Will a group of village women voluntarily gather as a support group? Will they be open to discuss their problems with the group? Will they sustain camaraderie? We had all these doubts when we thought of the idea of Buzz Jenugudu (or the Buzz Beehives program), a self-sustaining peer group of women who can support and empower each other. But we went ahead without getting weighed down by the doubts. Today, we feel if we didn’t implement the Jenu Goodu Program we would have stunted so many opportunities for change – like this one.
Manjula is a 38-year-old woman from Sulibele in Hoskote District in Karnataka. She lost her husband, the sole earning member of her family, eight months ago. Her husband ran an oil mill in the village, which went silent after his death. Manjula didn’t have the courage to restart the mill, as she didn’t know how to sell the produce. Her husband used to take the oil to nearby villages in his vehicle and sell them. For Manjula, this didn’t seem feasible.
When Manjula walked in to attend the Buzz Jenu Goodu meeting in her village, she felt a sense of hope. She spoke up, shared about her situation and sought their advice. This group of 25 women, all who underwent Buzz’s Self Shakti training, are from the same village, from similar backgrounds as Manjula’s and who know how things work in the village. For them, Manjula’s situation was something that they could relate to, and they genuinely wanted to help her. They gave her support, courage and a bunch of ideas.
One idea that Manjula thought she could implement was to restart the mill along with a small shop in the village to sell the produce. This way, she wouldn’t have to travel village to village like her husband did, and yet get customers. They also suggested that she could take a loan from her Self-Help group to start the shop. Manjula also attended the Buzz Vyapar training (Buzz Business) that’s aimed at empowering rural women entrepreneurs with necessary skills to run their small businesses.
With all the necessary support and guidance, Manjula went back to get the wheels of the oil mill chugging. She approached two Self-Help groups that she was part of and got loans from both. With the funds coming in, the mill restarted, and the shop became a reality. The women from the Jenu Goodu group did their bit by spreading the word and recommending customers to shop at Manjula’s shop.
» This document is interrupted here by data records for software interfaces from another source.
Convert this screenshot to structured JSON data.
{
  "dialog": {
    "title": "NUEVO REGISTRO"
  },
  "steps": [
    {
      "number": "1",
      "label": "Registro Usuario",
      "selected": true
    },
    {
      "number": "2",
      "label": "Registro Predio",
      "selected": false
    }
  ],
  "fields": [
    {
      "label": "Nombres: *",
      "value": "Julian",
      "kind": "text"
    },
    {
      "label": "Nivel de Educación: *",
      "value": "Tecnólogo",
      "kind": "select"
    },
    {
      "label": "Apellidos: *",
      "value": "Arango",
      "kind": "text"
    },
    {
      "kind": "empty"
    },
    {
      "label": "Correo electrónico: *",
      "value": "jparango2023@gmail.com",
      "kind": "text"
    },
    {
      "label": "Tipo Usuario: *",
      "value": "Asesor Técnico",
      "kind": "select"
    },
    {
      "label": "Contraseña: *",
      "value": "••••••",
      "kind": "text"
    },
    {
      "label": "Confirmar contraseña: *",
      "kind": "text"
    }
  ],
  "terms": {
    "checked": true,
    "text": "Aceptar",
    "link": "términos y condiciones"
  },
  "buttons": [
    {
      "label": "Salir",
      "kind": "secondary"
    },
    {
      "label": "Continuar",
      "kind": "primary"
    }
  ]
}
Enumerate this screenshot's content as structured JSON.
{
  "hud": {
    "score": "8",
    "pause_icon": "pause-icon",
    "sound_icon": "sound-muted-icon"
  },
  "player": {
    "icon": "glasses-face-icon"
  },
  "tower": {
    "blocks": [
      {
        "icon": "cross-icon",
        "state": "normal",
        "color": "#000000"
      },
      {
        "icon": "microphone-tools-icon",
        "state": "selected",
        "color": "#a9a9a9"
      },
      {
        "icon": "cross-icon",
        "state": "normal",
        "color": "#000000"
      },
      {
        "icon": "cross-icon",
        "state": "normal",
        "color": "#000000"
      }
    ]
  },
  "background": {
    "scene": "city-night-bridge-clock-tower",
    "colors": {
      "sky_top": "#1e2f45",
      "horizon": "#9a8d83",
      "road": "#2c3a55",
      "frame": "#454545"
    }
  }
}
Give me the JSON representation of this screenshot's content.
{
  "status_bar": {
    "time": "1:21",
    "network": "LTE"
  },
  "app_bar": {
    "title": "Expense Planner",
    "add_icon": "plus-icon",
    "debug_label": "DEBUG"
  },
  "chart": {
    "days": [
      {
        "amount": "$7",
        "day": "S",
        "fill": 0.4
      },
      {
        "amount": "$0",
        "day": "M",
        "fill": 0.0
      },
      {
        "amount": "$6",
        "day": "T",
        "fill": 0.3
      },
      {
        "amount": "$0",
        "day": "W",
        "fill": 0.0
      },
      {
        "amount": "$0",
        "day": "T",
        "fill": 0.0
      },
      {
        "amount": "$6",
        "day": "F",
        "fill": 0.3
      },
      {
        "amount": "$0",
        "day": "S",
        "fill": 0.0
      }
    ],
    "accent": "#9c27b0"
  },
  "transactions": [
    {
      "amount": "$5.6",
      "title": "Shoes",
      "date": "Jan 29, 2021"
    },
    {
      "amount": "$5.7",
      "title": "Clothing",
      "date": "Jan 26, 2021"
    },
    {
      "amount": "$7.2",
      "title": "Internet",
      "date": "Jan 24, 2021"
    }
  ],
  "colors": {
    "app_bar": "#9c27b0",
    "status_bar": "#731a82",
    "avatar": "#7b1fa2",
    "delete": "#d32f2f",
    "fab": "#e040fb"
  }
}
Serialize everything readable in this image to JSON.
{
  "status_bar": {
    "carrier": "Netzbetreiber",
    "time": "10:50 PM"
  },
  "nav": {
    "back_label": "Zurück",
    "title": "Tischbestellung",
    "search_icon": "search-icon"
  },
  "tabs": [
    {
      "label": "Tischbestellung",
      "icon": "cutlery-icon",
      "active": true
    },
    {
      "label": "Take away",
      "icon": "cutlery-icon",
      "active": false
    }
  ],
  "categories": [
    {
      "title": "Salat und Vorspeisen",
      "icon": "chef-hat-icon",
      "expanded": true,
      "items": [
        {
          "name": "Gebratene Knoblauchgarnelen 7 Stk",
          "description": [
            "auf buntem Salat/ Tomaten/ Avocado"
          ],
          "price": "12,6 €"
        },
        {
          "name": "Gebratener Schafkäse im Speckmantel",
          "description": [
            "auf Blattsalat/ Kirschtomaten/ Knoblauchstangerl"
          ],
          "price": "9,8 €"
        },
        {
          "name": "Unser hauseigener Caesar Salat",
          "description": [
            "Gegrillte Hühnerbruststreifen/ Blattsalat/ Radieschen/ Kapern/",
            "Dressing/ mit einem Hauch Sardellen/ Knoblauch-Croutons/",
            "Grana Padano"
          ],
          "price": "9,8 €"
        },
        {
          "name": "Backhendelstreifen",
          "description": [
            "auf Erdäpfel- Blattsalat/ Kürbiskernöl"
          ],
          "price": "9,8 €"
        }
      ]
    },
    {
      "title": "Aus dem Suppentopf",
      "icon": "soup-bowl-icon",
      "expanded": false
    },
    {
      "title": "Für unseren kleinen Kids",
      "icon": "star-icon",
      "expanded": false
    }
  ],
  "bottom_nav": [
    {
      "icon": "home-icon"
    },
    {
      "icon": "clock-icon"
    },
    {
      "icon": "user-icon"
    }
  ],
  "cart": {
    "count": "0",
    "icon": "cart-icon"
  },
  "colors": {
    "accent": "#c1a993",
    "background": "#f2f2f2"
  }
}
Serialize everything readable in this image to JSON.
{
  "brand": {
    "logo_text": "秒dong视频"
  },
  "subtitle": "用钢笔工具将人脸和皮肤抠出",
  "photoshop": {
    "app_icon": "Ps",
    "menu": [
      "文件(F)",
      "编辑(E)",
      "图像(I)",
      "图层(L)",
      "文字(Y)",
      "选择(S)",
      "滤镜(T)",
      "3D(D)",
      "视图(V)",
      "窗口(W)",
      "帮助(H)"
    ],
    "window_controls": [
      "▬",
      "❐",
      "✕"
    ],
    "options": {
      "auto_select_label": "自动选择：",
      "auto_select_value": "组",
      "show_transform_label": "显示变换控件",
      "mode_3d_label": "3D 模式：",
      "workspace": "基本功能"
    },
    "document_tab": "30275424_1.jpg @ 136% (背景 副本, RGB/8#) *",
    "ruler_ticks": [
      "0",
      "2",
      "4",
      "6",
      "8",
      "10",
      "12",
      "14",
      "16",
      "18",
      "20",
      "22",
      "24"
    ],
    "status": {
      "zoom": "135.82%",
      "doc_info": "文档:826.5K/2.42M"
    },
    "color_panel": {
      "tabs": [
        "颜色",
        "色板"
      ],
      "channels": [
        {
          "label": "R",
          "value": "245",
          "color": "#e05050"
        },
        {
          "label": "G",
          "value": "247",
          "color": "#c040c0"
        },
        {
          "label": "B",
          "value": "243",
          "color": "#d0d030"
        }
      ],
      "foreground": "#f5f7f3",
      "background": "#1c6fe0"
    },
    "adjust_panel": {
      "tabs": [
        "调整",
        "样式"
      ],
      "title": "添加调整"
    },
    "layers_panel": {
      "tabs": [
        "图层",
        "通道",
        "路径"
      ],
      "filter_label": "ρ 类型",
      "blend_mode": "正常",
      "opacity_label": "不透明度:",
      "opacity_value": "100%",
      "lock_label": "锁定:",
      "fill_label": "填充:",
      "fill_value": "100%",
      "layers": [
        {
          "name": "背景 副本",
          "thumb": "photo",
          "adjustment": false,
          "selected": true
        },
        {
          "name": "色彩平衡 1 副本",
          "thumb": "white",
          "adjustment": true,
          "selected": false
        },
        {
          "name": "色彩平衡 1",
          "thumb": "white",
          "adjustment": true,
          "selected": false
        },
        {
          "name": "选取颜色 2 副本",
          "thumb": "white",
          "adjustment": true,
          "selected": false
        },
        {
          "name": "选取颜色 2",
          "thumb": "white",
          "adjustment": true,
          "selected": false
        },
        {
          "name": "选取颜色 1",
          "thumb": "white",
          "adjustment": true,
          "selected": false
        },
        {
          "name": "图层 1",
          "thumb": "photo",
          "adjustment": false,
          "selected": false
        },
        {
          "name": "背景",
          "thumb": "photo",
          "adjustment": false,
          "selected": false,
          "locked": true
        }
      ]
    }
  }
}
“I thought I couldn’t do this on my own. But I got so much support and encouragement that I felt courageous enough to take decisions and rebuild my life”, says Manjula. That’s what happens when women are given a chance to change. They stand up for each other.